**Task to complete**
Only the lines that include "start" should be copied from the data below.

**Entries shown**
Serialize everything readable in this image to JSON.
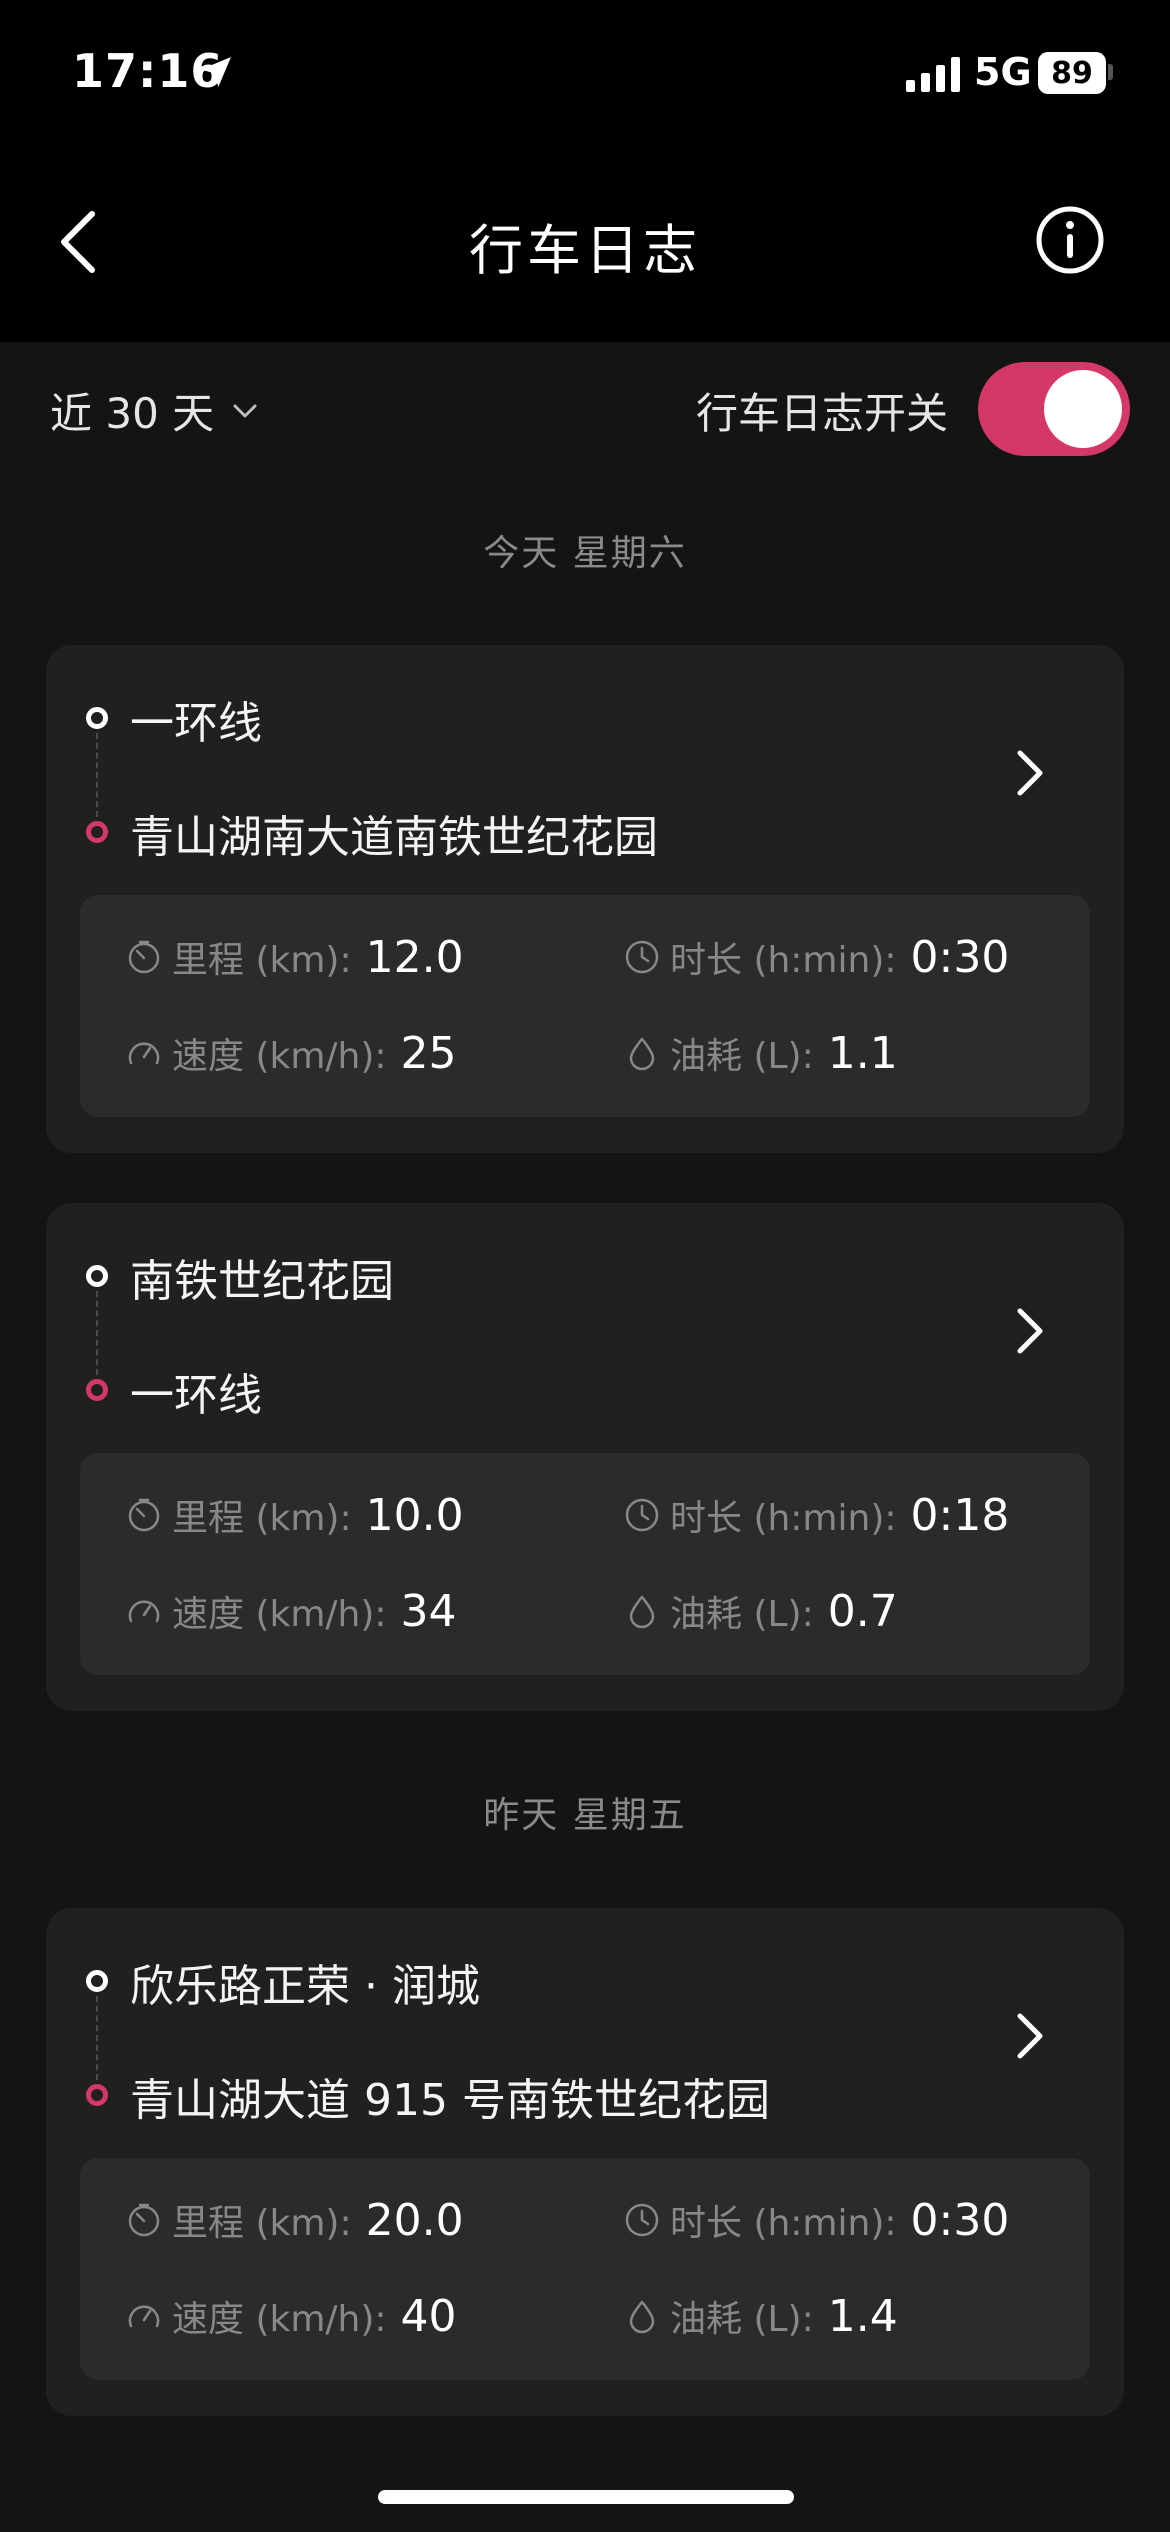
{
  "status_bar": {
    "time": "17:16",
    "network": "5G",
    "battery": "89"
  },
  "nav": {
    "title": "行车日志"
  },
  "filter": {
    "range": "近 30 天",
    "toggle_label": "行车日志开关",
    "toggle_on": true,
    "accent_color": "#d43866"
  },
  "days": [
    {
      "header": "今天  星期六",
      "trips": [
        {
          "start": "一环线",
          "end": "青山湖南大道南铁世纪花园",
          "distance_label": "里程 (km):",
          "distance": "12.0",
          "duration_label": "时长 (h:min):",
          "duration": "0:30",
          "speed_label": "速度 (km/h):",
          "speed": "25",
          "fuel_label": "油耗 (L):",
          "fuel": "1.1"
        },
        {
          "start": "南铁世纪花园",
          "end": "一环线",
          "distance_label": "里程 (km):",
          "distance": "10.0",
          "duration_label": "时长 (h:min):",
          "duration": "0:18",
          "speed_label": "速度 (km/h):",
          "speed": "34",
          "fuel_label": "油耗 (L):",
          "fuel": "0.7"
        }
      ]
    },
    {
      "header": "昨天  星期五",
      "trips": [
        {
          "start": "欣乐路正荣 · 润城",
          "end": "青山湖大道 915 号南铁世纪花园",
          "distance_label": "里程 (km):",
          "distance": "20.0",
          "duration_label": "时长 (h:min):",
          "duration": "0:30",
          "speed_label": "速度 (km/h):",
          "speed": "40",
          "fuel_label": "油耗 (L):",
          "fuel": "1.4"
        }
      ]
    }
  ]
}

**Your solution**
          "start": "一环线",
          "start": "南铁世纪花园",
          "start": "欣乐路正荣 · 润城",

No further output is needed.